### RECORDS SUPPLIED
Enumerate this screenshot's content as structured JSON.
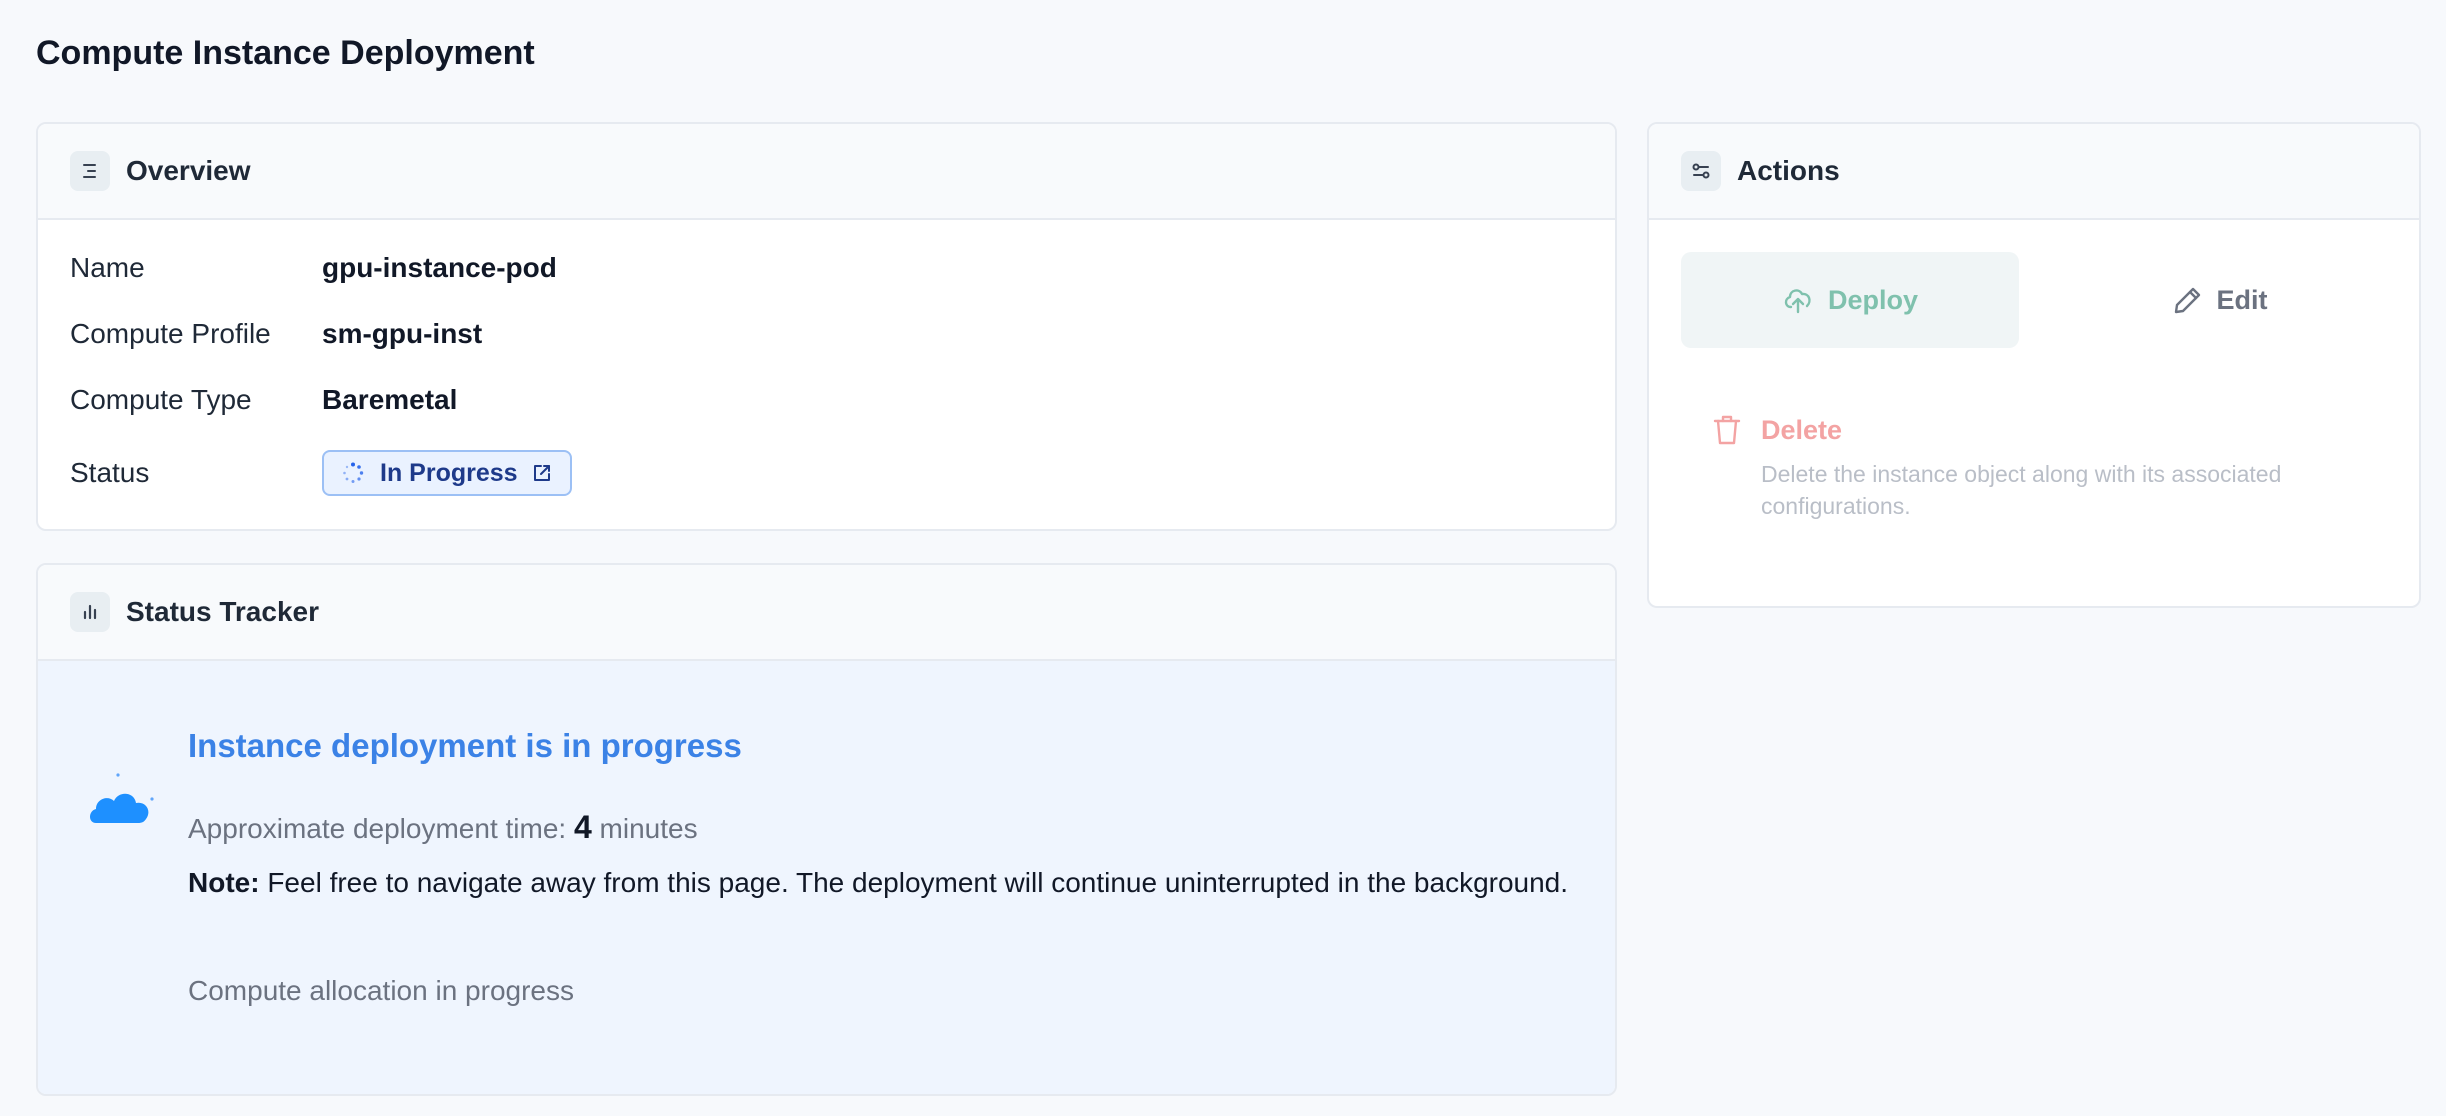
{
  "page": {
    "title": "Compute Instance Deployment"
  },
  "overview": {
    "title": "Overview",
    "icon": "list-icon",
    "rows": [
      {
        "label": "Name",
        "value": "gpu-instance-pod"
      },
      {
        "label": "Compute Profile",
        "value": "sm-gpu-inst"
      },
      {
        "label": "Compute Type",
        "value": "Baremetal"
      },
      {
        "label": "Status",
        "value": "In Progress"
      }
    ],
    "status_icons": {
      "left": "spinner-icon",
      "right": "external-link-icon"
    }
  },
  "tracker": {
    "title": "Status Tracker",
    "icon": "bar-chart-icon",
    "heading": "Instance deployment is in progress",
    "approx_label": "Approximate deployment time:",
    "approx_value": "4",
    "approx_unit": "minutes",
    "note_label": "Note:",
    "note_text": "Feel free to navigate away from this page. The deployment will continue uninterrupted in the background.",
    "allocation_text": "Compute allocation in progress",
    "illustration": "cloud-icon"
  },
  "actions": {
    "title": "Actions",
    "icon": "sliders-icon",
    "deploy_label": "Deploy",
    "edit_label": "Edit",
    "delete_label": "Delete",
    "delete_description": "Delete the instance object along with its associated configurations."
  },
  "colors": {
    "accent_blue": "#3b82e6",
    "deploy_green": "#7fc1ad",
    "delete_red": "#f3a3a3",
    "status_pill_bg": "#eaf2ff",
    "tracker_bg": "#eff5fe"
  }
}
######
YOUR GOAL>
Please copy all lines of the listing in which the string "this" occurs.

REPLY>
Enumerate this screenshot's content as structured JSON.
    "note_text": "Feel free to navigate away from this page. The deployment will continue uninterrupted in the background.",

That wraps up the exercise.